Problem details
Output every record verbatim, and omit each picture.

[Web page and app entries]
□ □ □ □ □

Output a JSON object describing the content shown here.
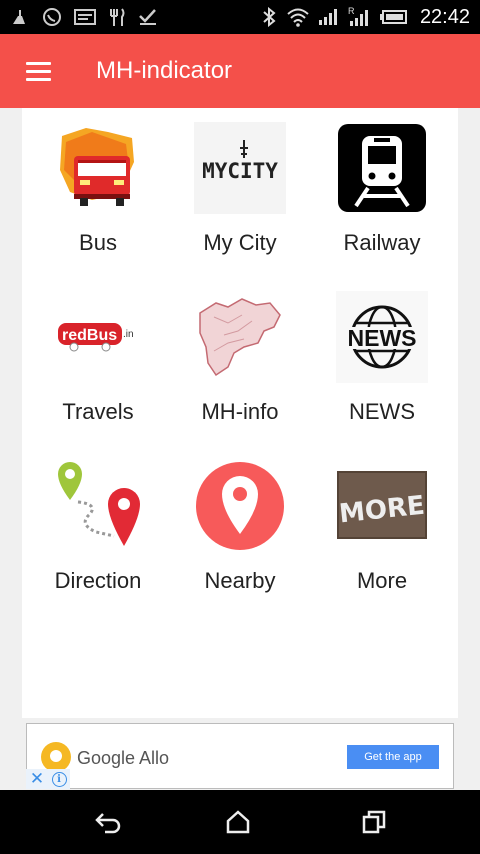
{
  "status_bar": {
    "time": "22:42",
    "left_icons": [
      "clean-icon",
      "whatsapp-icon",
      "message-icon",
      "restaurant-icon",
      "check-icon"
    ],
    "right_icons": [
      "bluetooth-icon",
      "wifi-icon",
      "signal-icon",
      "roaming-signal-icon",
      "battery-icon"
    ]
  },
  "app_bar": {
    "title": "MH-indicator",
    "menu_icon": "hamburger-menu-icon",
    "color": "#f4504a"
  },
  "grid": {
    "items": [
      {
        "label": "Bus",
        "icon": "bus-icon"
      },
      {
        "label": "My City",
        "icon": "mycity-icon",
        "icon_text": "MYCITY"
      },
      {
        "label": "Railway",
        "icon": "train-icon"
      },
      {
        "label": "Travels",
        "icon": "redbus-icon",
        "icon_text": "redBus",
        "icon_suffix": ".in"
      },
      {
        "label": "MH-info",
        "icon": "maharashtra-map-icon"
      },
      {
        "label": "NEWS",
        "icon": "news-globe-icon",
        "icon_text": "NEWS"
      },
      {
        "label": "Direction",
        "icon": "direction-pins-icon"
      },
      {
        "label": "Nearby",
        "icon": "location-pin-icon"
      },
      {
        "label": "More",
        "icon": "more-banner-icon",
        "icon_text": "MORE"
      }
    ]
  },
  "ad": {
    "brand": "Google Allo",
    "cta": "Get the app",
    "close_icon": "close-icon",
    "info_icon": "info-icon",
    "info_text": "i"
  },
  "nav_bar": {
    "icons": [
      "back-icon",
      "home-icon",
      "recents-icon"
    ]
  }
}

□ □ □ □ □

Response to this exercise
Output a JSON object describing the content shown here.
{
  "status_bar": {
    "time": "22:42",
    "left_icons": [
      "clean-icon",
      "whatsapp-icon",
      "message-icon",
      "restaurant-icon",
      "check-icon"
    ],
    "right_icons": [
      "bluetooth-icon",
      "wifi-icon",
      "signal-icon",
      "roaming-signal-icon",
      "battery-icon"
    ]
  },
  "app_bar": {
    "title": "MH-indicator",
    "menu_icon": "hamburger-menu-icon",
    "color": "#f4504a"
  },
  "grid": {
    "items": [
      {
        "label": "Bus",
        "icon": "bus-icon"
      },
      {
        "label": "My City",
        "icon": "mycity-icon",
        "icon_text": "MYCITY"
      },
      {
        "label": "Railway",
        "icon": "train-icon"
      },
      {
        "label": "Travels",
        "icon": "redbus-icon",
        "icon_text": "redBus",
        "icon_suffix": ".in"
      },
      {
        "label": "MH-info",
        "icon": "maharashtra-map-icon"
      },
      {
        "label": "NEWS",
        "icon": "news-globe-icon",
        "icon_text": "NEWS"
      },
      {
        "label": "Direction",
        "icon": "direction-pins-icon"
      },
      {
        "label": "Nearby",
        "icon": "location-pin-icon"
      },
      {
        "label": "More",
        "icon": "more-banner-icon",
        "icon_text": "MORE"
      }
    ]
  },
  "ad": {
    "brand": "Google Allo",
    "cta": "Get the app",
    "close_icon": "close-icon",
    "info_icon": "info-icon",
    "info_text": "i"
  },
  "nav_bar": {
    "icons": [
      "back-icon",
      "home-icon",
      "recents-icon"
    ]
  }
}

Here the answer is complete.